NOAA’s laboratories regularly partner with private sector companies through Cooperative Research and Development Agreements – CRADAs – to conduct work that is mutually beneficial and helps to accomplish the NOAA mission. One area of increasing collaborative activity is in private weather forecasting. A recent article in Grist.org provides a good description of how NOAA’s weather forecasting work overlaps with private industry and how they complement each other. Read the original article: As private weather forecasting takes off, who is left behind?
NOAA plans to expand its research in the Great Lakes region as the agency teams up with the travel company Viking to carry scientists aboard new expedition voyages planned to begin in 2022. As part of the Cooperative Research and Development Agreement, NOAA scientists will join Viking expeditions in the Great Lakes to conduct research focused on changes in the region’s weather, climate, ecosystems and maritime heritage resources. NOAA scientists will also serve on the Viking Scientific Advisory Committee. Read the Full Story –>

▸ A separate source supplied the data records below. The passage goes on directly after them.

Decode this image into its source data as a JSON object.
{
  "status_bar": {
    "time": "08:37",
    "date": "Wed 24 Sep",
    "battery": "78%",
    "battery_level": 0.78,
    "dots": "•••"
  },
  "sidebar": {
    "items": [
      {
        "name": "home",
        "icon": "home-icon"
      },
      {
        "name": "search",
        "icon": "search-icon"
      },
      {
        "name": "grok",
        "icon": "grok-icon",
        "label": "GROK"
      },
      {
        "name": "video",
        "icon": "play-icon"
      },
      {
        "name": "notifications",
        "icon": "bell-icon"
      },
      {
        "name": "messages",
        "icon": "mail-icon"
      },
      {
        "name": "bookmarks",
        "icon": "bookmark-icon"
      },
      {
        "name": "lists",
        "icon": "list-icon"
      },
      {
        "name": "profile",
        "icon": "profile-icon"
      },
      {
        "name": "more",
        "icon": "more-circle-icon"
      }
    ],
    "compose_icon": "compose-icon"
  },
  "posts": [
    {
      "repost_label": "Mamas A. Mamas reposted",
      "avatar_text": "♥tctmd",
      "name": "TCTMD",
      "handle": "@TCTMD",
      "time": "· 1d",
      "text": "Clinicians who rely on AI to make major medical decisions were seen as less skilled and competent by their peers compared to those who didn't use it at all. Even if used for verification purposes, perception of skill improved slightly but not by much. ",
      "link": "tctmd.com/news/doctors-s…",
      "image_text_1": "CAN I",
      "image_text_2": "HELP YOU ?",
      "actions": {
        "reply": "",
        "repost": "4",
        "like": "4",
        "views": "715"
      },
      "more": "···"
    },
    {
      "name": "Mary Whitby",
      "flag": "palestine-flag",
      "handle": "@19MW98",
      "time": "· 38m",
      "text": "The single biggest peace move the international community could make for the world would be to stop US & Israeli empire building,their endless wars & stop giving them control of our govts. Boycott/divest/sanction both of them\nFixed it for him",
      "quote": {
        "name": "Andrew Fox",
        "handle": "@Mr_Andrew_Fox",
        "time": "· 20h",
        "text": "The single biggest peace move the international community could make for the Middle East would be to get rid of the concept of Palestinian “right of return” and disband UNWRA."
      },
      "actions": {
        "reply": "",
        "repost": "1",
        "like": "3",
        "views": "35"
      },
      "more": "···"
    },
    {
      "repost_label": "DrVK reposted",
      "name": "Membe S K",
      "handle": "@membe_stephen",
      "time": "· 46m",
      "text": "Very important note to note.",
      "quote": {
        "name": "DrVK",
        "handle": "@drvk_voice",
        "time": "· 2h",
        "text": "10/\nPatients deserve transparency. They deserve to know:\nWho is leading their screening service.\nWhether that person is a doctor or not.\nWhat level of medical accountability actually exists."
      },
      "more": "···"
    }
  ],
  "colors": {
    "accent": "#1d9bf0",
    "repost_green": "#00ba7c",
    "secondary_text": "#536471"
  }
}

Geocollaborate Tool is improving situational awareness and decision making across many economic and government sectors We are exposed to a wide variety of extreme weather events, such as wildfires, floods, earthquakes, severe storms, and volcanic eruptions. Natural hazards turn into disasters when lives are lost and livelihoods are damaged or destroyed. Some hazards, whether manmade or natural, become catastrophic disasters or large scale mass casualty events, which bring entire regions to a standstill.